The Role of Robotic Process Automation (RPA) in Growing Australia’s Digital Workforce
Technology has undoubtedly changed the way we live and work. In Australia, as it happens in any other developed country, the progress of Internet and technology has a strong influence on the country’s economy and, by default, on the country’s labour market.
[Another significant factor that contributed to a shift in the way we work is the coronavirus pandemic. Read more here about how to conquer the ‘new normal’ after COVID-19 and about remote work and the future of RPA.]
According to Tomorrow’s Digitally Enabled Workforce Report, explosion in device connectivity, data volumes and computing speed, with rapid progress of automated systems and AI means that the role of new technologies, like RPA, is becoming more and more important for the way that employees perform their jobs.

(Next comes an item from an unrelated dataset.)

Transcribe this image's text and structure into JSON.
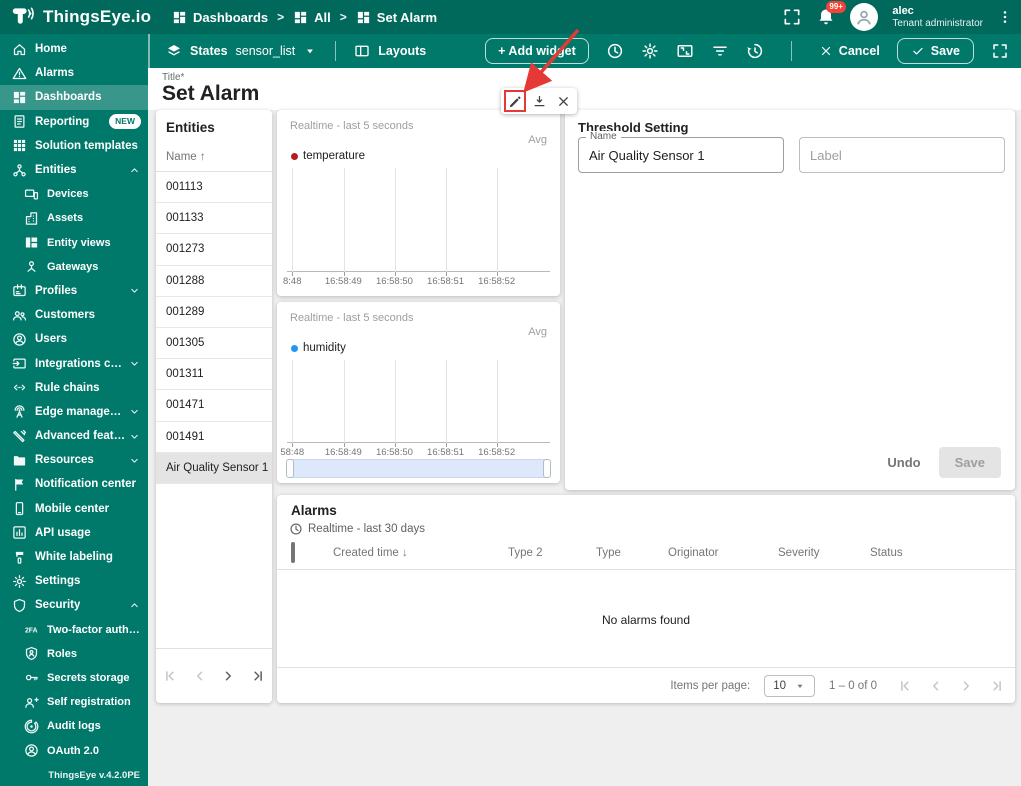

Within a company, software robots can perform some of the tasks quicker, more safely and more efficiently than humans.
In fact, all of these trends are transforming the way industries are doing business, reshaping the workforce and redefining jobs. Specialists believe that this progress is not constant, but rather exponential, and starting from 2020, changes are going to have a faster pace.

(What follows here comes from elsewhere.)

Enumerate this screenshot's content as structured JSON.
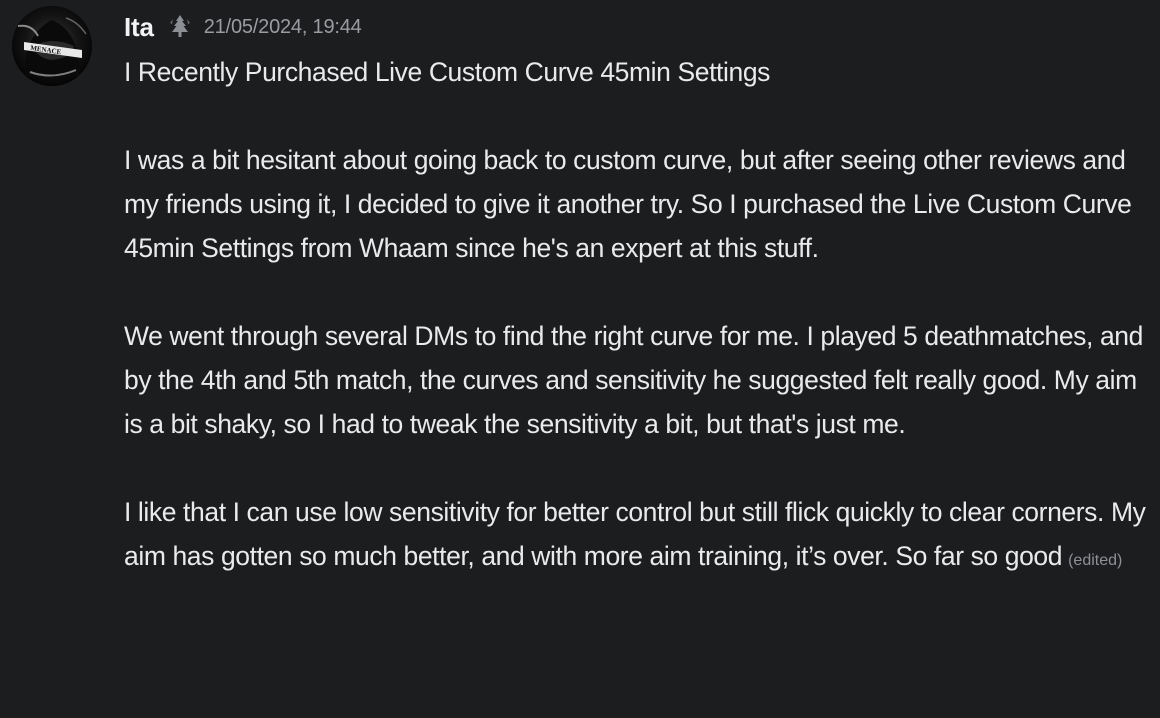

The report also estimates that 44% of jobs in Australia are potentially at high risk of computerization and automation, and the same time many new jobs are created by technology.
Australia’s workforce has to adapt to global trends and become digital.
Defining digital workforce
But first, how do we define digital workforce? According to a Deloitte Report entitled ‘Managing the digital workforce’, “digital workforce is a phrase that can be used to describe a variety of robotic and automated solutions for driving productivity efficiencies in the workplace”. While some of these technologies are in their early stages of development, others are widely adopted by companies from all kind of industries (such as robotic process automation).
In most cases, the digital workforce will not be a physical representation of a digital worker, but refers to a software robot that will be either working in the background or will be coordinated by humans through a command based interface.
For example, in companies, the adoption of Robotics Process Automation (RPA) enables workers to save up resources and to be more productive and efficient. In fact, the adoption of RPA will contribute to a massive transformation of today’s workforce.
And although software robots will be responsible for repetitive and time-consuming tasks, human beings are still needed in business organisations for the higher value tasks they perform, and the other jobs that will be created.
RPA allows employees to focus on value-added activities, using complex skills that a software doesn’t posses, such as: analytical thinking, complex problem-solving, decision-making abilities, creativity, initiative, flexibility and so on.
Current state of technology workforce in Australia
According to Deloitte’s Report ACS Australia’s Digital Pulse about the country’s digital economy, Australia had 772,100 technology workers in 2019. The number increased by 6.8% between 2018 and 2019. From 2015 to 2019, the technology workforce in Australia has grown at an average rate of over 5% annually.
This report estimates that, in the medium term, these numbers will continue to grow. On average, the technology workforce is expected to grow at 3.1% on average for the next five years. At that pace, by 2027, there will be more than one million technology workers in Australia.
The Centre for Innovative Industry Economic Research (CIIER) estimates that Internet and Communications Technology and related services industry subdivisions, directly contributed $56.3 billion to Australia’s economy in 2018–2019.
Impact of RPA on the Australian labour market
Nowadays, we live in a society where the world population is ageing. Fewer children are born, and more people live over the age of 80, as young adults focus on studies and careers. For example, Australia is among the countries with the highest life expectancy at age 65 — around 20 years for both sexes.
The downside of the ageing population phenomenon is the pressure felt on the Australian labour market. But the good news is that technology could be very helpful, supporting the changes that come along with this demographic shift.
The way that RPA contributes to shaping the future labour market is clear. It enables employees to complete complex tasks while repetitive operations could be done cheaper and easier by software robots. Read more here about the impact of RPA on the changing global labour market.
Moreover, Daniel Dines, founder of UiPath, the leading Robotic Process Automation vendor globally, sees a future with ‘s robot for every person’, just like Bill Gates talked about ‘a computer on every desk’. The vision of Dines would mean that every employee could delegate some routine tasks to a software robot. Companies across the globe have already embraced the ‘a robot for every person’ strategy, seeing great results.